Once I’m all set up, the pump will supply a 50-gallon barrel in the loft (with an overflow back outside) which will gravity-feed the water to the kitchen and bathroom.
Maintenance is almost nonexistent with this pump. After five summers (about 30 months total) of use, the only wear I’ve noticed is on the shaft of the check valve plunger, which has lost about 1/32″ of diameter. Both of these valves are standard 1-inch brass check valves (which cost around $20 at the hardware store) and are easily reached for inspection or replacement. If I wasn’t pulling it out each fall anyway, I would take it apart once a year just to check everything. The only regular maintenance I did so far was to flush the accumulated sand and dirt out of the collection barrel — a 10-minute job once a month.

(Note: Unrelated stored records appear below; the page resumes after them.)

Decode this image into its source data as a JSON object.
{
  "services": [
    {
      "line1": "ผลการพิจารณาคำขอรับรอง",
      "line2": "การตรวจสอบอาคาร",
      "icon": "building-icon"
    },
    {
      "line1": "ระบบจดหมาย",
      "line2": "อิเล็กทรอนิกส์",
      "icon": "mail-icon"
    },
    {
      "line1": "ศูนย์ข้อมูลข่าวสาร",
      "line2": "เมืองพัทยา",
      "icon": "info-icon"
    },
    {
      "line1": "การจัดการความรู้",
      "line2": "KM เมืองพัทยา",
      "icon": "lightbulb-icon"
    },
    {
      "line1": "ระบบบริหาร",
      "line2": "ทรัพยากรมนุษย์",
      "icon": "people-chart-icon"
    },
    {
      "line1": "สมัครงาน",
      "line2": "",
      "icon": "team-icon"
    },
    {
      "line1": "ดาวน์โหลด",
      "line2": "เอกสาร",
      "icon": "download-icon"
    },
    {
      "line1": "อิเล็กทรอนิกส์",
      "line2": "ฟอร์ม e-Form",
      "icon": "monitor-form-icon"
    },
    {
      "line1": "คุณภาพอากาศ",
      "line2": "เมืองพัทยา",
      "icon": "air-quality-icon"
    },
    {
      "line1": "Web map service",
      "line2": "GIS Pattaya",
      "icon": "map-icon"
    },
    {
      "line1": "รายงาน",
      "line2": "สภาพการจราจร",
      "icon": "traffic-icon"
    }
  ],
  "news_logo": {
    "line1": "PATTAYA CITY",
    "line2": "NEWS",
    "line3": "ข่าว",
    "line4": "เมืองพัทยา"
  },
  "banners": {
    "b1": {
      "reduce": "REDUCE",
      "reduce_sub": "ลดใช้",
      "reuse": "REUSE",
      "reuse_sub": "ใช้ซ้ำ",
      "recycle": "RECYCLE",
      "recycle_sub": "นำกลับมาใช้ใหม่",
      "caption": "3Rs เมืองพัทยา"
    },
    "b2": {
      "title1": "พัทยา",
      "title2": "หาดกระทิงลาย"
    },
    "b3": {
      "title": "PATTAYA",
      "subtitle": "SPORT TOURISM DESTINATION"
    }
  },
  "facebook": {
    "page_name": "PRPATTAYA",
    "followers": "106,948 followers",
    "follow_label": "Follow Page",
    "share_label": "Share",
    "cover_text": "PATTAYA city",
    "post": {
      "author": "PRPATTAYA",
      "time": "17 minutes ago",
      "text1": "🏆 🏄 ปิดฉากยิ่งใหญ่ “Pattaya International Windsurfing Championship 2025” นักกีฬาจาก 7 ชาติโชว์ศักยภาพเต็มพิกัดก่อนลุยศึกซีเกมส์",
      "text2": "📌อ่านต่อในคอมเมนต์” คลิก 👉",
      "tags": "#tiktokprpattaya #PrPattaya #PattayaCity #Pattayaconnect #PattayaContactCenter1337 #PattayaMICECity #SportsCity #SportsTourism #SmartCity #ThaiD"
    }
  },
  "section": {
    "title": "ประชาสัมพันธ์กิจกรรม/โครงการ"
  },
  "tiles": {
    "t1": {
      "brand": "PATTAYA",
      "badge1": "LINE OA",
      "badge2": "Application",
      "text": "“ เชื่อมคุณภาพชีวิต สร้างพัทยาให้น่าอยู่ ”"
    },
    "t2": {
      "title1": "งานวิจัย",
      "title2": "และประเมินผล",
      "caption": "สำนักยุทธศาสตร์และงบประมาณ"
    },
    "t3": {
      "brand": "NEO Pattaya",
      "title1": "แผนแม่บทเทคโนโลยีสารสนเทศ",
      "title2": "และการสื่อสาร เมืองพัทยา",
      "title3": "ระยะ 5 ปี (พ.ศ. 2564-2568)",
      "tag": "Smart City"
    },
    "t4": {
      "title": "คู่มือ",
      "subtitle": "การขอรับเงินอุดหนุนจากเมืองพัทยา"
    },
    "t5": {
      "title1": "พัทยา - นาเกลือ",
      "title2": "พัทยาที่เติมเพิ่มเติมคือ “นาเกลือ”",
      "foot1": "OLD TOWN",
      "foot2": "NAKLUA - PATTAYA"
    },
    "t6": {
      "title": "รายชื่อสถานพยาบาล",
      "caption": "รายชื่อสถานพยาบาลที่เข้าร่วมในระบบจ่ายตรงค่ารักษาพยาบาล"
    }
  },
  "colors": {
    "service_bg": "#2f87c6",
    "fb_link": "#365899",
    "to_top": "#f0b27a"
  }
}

The best feature of this pump is its quiet operation. The only noise it makes is a muffled “thump” each time the first valve shuts, which is every 2-5 seconds, depending on the setup. It sounds like a heartbeat out in the woods and I have to strain to hear it from 100 feet away.
Its small size also lets it blend in with its surroundings. One could paint the outside to match the environment or build a small box around to protect and hide it.
I fully expect this little marvel to outlast me, it is so rugged!
Finally, I have to agree wholeheartedly with Mr. Wilson when he says on page 10 of his book: “There is no equal available today for economy, rugged reliability, and simplicity of operation.”